No price target is unrealistic in the cryptocurrency space – Bullish or Bearish.While traditional stock market investors and traders may think the price targets in the cryptocurrency space are outlandish due to the incredible spread (sometimes a drop of near -90% or a gain of up to +1000% or more), Bitcoin has demonstrated that, more than any speculative asset, its price is capable of doing anything. Here are some of Bitcoin’s price movements over the past couple of years:
- In 2017, Bitcoin rose +2,707% from its January low of $734.64 to make an all-time high of $19,891.99 in December.
- Then, Bitcoin crashed nearly -85% from its high to a December 2018 low of $3128.89. In the first half of 2019, Bitcoin rallied +343% to $13,868.44.
- From June 2019, Bitcoin crashed -54% to a low of $6430.00 in December 2019.
- From December 2019’s low, Bitcoin rallied +64% to $10,522.51 in February 2020.
- In March 2020, Bitcoin crashed nearly -63% to a low of $3858.00, mostly in 24 hours.
- Then, Bitcoin rallied +988% to a new all-time high of $41,986.37 in January 2021.
- Later in January, Bitcoin dropped -32% to a low of $28,732.00.
- In February 2021, Bitcoin rallied +103% to a new all-time high of $58,367.00.
- Later in February, Bitcoin dropped -26% to a low of $43,016.00.
- In April 2021, Bitcoin rallied +51% to a new all-time high of $64,896.75.
- In June 2021, Bitcoin crashed -56% to a low of $28,800.00.
- In November 2021, Bitcoin rallied +140% to a new all-time high of $69,000.00.
- In January 2022, Bitcoin crashed -52% to a low of $32,933.33.
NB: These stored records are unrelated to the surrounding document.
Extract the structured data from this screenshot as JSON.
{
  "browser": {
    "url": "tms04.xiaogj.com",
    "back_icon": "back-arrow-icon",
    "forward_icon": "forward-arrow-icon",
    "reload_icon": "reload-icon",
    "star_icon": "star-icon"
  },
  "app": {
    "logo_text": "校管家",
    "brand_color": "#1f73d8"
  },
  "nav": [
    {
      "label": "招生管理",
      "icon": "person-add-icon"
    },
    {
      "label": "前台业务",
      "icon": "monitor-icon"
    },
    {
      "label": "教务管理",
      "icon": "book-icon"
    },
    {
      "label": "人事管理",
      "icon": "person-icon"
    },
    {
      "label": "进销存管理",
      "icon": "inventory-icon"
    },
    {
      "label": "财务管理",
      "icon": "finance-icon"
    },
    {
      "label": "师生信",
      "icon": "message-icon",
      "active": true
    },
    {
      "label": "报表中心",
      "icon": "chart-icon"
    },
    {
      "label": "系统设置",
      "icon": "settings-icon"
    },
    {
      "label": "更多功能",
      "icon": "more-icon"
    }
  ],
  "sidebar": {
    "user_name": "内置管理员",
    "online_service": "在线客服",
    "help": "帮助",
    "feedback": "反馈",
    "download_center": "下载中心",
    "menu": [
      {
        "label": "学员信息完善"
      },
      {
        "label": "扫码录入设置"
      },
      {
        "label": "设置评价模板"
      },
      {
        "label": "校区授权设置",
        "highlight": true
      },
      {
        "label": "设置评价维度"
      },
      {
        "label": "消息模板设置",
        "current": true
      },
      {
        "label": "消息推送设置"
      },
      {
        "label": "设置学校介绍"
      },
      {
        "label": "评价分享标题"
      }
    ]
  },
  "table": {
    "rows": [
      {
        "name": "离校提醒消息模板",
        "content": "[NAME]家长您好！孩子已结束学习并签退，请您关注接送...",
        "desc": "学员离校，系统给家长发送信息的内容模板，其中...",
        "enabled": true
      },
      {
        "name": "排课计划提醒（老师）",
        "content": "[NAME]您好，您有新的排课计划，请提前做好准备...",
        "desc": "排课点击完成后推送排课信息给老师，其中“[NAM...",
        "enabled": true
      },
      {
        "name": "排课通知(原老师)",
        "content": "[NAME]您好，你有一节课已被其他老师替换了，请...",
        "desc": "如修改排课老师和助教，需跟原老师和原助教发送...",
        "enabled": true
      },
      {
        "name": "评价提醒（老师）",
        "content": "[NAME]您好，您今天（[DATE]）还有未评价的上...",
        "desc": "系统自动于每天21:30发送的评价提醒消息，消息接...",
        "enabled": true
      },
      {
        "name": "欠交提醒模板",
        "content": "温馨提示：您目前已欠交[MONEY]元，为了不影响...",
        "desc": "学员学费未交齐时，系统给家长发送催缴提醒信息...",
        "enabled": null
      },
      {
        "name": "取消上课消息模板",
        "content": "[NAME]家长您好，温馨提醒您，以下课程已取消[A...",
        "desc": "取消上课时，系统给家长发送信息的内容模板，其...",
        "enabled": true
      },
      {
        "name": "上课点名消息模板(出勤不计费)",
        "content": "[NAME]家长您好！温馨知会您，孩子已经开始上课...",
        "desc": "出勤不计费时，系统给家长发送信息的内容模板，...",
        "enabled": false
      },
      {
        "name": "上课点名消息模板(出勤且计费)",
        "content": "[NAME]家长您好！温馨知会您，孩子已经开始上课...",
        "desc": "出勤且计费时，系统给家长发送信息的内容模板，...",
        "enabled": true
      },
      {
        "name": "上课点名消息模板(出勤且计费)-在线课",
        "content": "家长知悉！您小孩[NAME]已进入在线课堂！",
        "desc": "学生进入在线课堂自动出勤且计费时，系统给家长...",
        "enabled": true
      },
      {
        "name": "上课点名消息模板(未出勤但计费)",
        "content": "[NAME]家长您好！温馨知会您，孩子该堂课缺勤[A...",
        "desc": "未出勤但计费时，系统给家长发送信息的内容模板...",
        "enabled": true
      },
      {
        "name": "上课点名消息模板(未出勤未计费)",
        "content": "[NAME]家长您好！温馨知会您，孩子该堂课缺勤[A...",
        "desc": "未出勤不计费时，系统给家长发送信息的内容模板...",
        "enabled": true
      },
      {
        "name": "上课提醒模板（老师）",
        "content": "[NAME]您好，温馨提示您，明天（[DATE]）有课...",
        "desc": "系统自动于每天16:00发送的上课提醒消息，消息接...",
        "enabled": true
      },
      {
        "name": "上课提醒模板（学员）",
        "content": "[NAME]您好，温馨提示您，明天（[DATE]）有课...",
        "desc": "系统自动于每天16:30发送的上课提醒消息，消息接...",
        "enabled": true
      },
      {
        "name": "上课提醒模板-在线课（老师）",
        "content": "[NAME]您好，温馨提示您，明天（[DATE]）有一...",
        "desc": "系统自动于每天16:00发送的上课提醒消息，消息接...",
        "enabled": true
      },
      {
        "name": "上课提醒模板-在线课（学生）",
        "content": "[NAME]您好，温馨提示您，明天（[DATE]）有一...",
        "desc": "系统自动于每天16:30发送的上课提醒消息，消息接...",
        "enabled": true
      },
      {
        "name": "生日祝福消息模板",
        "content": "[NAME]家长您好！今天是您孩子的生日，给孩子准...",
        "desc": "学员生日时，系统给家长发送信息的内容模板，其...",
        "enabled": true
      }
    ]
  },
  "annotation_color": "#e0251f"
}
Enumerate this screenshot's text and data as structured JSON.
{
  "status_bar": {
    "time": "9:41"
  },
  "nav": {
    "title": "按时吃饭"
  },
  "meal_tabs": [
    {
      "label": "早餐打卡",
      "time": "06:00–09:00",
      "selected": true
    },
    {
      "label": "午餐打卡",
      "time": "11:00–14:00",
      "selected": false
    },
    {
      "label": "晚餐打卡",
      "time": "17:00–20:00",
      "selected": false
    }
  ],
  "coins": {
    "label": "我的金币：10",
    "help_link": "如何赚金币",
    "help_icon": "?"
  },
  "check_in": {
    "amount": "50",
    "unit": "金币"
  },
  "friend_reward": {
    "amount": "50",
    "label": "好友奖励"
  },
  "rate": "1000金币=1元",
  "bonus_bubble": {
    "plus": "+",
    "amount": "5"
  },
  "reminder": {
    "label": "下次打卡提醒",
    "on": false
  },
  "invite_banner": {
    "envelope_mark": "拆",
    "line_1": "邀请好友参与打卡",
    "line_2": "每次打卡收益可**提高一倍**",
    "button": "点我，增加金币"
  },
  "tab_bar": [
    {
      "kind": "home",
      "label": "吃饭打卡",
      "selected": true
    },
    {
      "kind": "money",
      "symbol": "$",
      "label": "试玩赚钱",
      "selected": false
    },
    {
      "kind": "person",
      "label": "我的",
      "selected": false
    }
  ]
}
What if Bitcoin’s headed to zero?The only reason I speculate in the cryptocurrency space is I truly believe Bitcoin isn’t headed to zero. I am prepared for that possibility, however, by knowing I could potentially lose all of the capital I’ve allocated to this speculative investment. Professional advisers recommend speculating with no more than 5% of an investor’s overall assets. Personally, I’ve allocated less than that to speculating in crypto. I feel that anyone who doesn’t fully believe in the long-term viability of cryptocurrency would be better served not speculating in the space. On a good day, this asset class isn’t suitable for those with weak stomachs. On volatile days, the sector can induce nausea in the most iron-willed speculator. If a speculator isn’t confident in the space, the moves will cause mistakes to be made.